## WHAT IS NEEDED:
Give the number of lines in the data that hold the string "name". Nothing else is needed.
......
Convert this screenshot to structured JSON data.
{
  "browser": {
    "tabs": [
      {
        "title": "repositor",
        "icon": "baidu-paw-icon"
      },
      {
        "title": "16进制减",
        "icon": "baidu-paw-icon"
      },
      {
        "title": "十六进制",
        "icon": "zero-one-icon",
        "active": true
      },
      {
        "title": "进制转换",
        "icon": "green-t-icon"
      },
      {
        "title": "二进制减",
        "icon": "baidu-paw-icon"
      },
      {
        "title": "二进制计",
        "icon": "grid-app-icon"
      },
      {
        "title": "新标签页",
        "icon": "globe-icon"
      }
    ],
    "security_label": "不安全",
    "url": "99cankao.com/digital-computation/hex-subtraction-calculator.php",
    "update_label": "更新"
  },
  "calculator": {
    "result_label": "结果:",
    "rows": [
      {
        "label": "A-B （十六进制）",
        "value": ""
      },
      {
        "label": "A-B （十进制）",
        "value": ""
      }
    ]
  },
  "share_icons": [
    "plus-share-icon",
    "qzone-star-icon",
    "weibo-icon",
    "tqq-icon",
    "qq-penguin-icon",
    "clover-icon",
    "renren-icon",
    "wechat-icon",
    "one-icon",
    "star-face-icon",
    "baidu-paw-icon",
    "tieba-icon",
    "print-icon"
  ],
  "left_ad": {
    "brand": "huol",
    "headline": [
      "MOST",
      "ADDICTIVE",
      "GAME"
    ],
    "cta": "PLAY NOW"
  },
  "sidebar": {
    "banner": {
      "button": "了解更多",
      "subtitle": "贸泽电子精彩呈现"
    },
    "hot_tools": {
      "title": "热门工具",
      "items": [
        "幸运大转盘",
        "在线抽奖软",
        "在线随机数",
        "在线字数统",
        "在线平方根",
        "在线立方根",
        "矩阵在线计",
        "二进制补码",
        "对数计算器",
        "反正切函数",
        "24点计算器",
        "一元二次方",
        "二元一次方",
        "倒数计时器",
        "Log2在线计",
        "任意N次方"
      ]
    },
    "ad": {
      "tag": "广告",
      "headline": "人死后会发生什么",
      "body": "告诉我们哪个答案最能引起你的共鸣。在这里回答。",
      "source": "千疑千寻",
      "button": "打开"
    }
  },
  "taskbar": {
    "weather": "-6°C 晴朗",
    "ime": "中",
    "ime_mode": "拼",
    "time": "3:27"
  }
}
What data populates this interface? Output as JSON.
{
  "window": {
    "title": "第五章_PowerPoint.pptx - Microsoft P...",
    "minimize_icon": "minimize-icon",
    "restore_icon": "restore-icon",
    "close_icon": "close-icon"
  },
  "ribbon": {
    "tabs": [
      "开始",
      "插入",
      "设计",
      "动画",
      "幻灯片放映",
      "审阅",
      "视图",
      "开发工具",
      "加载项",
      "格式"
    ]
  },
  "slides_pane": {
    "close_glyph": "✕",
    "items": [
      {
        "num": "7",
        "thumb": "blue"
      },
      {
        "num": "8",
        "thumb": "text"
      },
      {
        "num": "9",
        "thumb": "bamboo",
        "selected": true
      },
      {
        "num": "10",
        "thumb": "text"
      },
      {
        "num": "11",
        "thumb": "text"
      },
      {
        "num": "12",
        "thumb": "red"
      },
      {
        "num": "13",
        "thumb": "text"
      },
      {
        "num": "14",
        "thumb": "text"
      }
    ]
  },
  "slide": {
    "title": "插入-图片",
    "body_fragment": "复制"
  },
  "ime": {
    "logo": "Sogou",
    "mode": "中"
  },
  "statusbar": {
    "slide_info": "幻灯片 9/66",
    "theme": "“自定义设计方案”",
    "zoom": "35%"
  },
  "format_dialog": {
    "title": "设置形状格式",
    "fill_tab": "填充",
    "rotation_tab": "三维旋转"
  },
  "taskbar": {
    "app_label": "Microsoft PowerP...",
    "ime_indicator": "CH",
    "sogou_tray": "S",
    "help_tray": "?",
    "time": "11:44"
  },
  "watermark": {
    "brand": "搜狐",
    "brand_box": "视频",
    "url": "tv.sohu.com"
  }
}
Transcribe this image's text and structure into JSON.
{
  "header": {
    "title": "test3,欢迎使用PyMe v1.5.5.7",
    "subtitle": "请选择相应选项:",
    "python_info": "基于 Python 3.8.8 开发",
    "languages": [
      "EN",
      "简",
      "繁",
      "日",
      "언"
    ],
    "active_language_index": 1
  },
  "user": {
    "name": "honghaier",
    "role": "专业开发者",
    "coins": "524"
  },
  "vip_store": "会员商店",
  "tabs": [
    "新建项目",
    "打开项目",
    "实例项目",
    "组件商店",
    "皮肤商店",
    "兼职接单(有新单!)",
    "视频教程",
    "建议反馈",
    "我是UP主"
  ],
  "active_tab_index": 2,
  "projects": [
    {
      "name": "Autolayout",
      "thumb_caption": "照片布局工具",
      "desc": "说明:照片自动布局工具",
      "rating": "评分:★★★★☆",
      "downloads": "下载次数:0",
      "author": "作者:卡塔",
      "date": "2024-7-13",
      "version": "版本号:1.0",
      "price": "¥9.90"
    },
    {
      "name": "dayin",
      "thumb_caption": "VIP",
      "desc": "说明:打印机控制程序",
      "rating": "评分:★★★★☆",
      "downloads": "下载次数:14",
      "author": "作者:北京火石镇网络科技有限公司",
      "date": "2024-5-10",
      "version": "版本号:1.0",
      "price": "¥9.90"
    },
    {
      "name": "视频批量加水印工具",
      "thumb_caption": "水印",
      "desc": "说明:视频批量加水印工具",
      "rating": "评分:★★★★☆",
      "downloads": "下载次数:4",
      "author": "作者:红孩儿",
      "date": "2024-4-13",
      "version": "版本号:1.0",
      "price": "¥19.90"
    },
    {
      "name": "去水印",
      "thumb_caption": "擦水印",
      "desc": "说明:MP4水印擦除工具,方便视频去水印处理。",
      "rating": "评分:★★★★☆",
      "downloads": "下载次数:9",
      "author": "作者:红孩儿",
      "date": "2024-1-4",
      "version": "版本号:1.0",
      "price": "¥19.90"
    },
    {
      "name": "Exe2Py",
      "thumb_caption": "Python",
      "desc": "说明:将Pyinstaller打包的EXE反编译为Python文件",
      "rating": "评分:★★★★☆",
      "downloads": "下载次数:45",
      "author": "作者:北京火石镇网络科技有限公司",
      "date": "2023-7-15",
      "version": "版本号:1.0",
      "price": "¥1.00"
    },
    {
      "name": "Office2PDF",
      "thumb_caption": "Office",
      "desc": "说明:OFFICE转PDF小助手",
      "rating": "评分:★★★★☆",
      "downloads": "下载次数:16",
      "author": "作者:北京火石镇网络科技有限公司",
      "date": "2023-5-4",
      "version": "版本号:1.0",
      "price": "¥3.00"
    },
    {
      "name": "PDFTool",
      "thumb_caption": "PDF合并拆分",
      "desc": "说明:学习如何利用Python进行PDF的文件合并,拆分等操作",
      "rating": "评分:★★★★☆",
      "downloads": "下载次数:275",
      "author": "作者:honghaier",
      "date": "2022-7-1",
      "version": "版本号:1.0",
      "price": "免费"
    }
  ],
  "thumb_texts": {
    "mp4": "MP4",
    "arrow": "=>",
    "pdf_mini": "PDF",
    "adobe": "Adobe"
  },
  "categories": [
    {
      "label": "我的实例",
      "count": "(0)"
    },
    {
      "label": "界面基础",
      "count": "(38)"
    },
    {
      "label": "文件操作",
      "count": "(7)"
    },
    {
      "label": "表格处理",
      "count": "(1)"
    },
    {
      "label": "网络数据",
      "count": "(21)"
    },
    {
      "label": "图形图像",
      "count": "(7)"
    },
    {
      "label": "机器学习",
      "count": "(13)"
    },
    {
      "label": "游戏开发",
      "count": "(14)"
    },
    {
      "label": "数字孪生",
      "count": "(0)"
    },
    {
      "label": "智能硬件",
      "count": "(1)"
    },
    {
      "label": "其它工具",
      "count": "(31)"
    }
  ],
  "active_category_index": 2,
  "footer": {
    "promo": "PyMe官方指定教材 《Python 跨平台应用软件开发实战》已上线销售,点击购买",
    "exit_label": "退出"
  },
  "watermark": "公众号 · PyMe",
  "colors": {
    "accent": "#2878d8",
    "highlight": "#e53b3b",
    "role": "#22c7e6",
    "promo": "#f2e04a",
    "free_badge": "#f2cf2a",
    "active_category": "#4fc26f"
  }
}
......
## RESPONSE BELOW:
8